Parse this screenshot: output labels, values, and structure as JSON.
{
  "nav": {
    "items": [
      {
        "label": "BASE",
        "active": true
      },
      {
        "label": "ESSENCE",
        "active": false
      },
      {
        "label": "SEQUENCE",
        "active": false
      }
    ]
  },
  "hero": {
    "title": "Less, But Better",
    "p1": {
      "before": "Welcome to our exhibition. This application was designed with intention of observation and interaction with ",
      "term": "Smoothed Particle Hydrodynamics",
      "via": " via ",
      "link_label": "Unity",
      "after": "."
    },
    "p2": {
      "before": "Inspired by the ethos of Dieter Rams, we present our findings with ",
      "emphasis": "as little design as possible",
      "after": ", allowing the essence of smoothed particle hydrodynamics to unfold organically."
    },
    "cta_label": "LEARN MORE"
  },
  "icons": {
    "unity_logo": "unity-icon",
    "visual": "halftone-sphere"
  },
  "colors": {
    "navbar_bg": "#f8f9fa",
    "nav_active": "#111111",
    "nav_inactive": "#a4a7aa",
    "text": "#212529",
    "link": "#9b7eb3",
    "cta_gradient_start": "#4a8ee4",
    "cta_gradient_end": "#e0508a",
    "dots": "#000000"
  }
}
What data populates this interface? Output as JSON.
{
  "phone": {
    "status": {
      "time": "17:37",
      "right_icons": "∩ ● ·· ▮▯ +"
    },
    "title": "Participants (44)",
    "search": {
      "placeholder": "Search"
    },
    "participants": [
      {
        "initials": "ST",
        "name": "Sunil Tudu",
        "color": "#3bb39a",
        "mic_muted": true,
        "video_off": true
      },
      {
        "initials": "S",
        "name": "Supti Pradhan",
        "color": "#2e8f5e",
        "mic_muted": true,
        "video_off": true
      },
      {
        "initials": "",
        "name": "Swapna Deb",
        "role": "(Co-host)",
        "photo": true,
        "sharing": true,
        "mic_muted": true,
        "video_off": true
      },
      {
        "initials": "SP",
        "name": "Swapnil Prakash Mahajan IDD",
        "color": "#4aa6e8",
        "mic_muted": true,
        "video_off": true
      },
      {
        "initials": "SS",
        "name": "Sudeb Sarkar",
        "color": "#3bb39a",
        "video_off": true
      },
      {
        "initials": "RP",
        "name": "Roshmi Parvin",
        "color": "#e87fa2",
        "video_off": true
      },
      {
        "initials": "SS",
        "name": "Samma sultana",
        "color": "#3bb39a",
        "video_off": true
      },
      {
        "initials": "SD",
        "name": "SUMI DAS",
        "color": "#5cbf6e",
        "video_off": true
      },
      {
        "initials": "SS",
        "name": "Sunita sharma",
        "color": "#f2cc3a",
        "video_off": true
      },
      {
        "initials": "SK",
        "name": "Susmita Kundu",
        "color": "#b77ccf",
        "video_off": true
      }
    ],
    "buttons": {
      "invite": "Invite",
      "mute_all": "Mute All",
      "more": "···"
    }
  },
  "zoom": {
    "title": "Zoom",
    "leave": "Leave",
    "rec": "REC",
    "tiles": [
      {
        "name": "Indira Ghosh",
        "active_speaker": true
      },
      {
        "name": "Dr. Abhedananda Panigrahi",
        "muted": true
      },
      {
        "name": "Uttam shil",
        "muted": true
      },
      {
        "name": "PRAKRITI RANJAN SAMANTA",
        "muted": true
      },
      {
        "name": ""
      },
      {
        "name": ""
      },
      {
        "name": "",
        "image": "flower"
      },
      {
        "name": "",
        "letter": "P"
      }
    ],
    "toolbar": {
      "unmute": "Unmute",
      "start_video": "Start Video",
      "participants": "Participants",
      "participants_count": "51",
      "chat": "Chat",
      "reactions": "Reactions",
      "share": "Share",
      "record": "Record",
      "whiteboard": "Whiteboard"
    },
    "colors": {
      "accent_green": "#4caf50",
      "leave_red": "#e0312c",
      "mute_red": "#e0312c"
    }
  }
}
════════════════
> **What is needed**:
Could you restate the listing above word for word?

> **Task result**:
Parse this screenshot: output labels, values, and structure as JSON.
{
  "nav": {
    "items": [
      {
        "label": "BASE",
        "active": true
      },
      {
        "label": "ESSENCE",
        "active": false
      },
      {
        "label": "SEQUENCE",
        "active": false
      }
    ]
  },
  "hero": {
    "title": "Less, But Better",
    "p1": {
      "before": "Welcome to our exhibition. This application was designed with intention of observation and interaction with ",
      "term": "Smoothed Particle Hydrodynamics",
      "via": " via ",
      "link_label": "Unity",
      "after": "."
    },
    "p2": {
      "before": "Inspired by the ethos of Dieter Rams, we present our findings with ",
      "emphasis": "as little design as possible",
      "after": ", allowing the essence of smoothed particle hydrodynamics to unfold organically."
    },
    "cta_label": "LEARN MORE"
  },
  "icons": {
    "unity_logo": "unity-icon",
    "visual": "halftone-sphere"
  },
  "colors": {
    "navbar_bg": "#f8f9fa",
    "nav_active": "#111111",
    "nav_inactive": "#a4a7aa",
    "text": "#212529",
    "link": "#9b7eb3",
    "cta_gradient_start": "#4a8ee4",
    "cta_gradient_end": "#e0508a",
    "dots": "#000000"
  }
}
What data populates this interface? Output as JSON.
{
  "phone": {
    "status": {
      "time": "17:37",
      "right_icons": "∩ ● ·· ▮▯ +"
    },
    "title": "Participants (44)",
    "search": {
      "placeholder": "Search"
    },
    "participants": [
      {
        "initials": "ST",
        "name": "Sunil Tudu",
        "color": "#3bb39a",
        "mic_muted": true,
        "video_off": true
      },
      {
        "initials": "S",
        "name": "Supti Pradhan",
        "color": "#2e8f5e",
        "mic_muted": true,
        "video_off": true
      },
      {
        "initials": "",
        "name": "Swapna Deb",
        "role": "(Co-host)",
        "photo": true,
        "sharing": true,
        "mic_muted": true,
        "video_off": true
      },
      {
        "initials": "SP",
        "name": "Swapnil Prakash Mahajan IDD",
        "color": "#4aa6e8",
        "mic_muted": true,
        "video_off": true
      },
      {
        "initials": "SS",
        "name": "Sudeb Sarkar",
        "color": "#3bb39a",
        "video_off": true
      },
      {
        "initials": "RP",
        "name": "Roshmi Parvin",
        "color": "#e87fa2",
        "video_off": true
      },
      {
        "initials": "SS",
        "name": "Samma sultana",
        "color": "#3bb39a",
        "video_off": true
      },
      {
        "initials": "SD",
        "name": "SUMI DAS",
        "color": "#5cbf6e",
        "video_off": true
      },
      {
        "initials": "SS",
        "name": "Sunita sharma",
        "color": "#f2cc3a",
        "video_off": true
      },
      {
        "initials": "SK",
        "name": "Susmita Kundu",
        "color": "#b77ccf",
        "video_off": true
      }
    ],
    "buttons": {
      "invite": "Invite",
      "mute_all": "Mute All",
      "more": "···"
    }
  },
  "zoom": {
    "title": "Zoom",
    "leave": "Leave",
    "rec": "REC",
    "tiles": [
      {
        "name": "Indira Ghosh",
        "active_speaker": true
      },
      {
        "name": "Dr. Abhedananda Panigrahi",
        "muted": true
      },
      {
        "name": "Uttam shil",
        "muted": true
      },
      {
        "name": "PRAKRITI RANJAN SAMANTA",
        "muted": true
      },
      {
        "name": ""
      },
      {
        "name": ""
      },
      {
        "name": "",
        "image": "flower"
      },
      {
        "name": "",
        "letter": "P"
      }
    ],
    "toolbar": {
      "unmute": "Unmute",
      "start_video": "Start Video",
      "participants": "Participants",
      "participants_count": "51",
      "chat": "Chat",
      "reactions": "Reactions",
      "share": "Share",
      "record": "Record",
      "whiteboard": "Whiteboard"
    },
    "colors": {
      "accent_green": "#4caf50",
      "leave_red": "#e0312c",
      "mute_red": "#e0312c"
    }
  }
}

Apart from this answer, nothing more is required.